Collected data
⁂

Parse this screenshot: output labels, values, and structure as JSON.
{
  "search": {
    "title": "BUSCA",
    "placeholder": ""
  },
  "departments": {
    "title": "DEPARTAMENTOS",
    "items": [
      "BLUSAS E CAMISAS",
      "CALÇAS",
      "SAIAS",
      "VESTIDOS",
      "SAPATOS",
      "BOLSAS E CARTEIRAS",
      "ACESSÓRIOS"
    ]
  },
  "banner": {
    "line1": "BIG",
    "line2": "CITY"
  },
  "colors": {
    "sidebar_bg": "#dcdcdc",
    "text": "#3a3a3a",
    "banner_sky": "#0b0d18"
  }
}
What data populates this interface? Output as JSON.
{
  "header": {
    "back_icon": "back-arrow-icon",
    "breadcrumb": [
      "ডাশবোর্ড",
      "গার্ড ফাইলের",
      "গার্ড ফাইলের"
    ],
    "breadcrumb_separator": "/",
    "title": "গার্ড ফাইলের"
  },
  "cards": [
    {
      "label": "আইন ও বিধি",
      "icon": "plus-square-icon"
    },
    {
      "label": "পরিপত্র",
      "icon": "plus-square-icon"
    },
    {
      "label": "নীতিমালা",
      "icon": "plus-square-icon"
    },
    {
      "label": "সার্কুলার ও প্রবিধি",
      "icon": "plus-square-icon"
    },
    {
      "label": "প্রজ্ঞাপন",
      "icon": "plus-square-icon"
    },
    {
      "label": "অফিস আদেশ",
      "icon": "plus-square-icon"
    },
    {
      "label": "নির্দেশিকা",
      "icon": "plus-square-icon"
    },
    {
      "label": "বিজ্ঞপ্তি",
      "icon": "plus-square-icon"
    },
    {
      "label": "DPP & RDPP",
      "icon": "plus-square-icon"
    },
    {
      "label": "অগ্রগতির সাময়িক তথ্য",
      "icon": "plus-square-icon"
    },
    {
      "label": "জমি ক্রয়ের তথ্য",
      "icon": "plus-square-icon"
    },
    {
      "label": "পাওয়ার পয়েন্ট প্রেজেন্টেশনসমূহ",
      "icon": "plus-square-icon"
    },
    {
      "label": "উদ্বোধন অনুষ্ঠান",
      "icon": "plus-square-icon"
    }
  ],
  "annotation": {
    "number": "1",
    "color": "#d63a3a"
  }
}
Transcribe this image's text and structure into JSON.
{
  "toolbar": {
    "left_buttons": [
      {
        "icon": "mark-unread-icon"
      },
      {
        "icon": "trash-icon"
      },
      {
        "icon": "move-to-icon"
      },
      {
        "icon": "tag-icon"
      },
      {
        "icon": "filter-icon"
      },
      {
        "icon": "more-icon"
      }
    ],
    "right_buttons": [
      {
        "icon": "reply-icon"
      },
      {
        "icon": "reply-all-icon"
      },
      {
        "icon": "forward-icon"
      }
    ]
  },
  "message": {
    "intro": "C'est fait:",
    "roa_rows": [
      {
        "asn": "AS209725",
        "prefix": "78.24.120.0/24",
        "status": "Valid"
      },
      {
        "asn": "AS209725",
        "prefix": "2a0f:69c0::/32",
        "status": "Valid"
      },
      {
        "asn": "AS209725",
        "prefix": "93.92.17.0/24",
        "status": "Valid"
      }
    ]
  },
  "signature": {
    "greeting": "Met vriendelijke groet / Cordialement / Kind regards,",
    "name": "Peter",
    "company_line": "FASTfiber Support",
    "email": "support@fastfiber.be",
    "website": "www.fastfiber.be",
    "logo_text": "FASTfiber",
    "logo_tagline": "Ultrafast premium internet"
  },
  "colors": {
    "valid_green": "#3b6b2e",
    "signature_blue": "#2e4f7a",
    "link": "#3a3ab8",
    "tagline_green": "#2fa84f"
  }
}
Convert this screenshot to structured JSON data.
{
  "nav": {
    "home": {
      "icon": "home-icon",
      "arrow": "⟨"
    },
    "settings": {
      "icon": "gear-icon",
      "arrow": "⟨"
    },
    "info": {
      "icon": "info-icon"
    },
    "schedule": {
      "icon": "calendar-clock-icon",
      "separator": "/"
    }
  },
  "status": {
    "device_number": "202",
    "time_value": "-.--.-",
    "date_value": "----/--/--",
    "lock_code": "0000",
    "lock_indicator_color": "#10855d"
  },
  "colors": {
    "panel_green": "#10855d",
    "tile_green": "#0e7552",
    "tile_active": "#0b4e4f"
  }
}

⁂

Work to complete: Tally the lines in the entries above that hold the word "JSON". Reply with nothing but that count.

Solved exercise: 4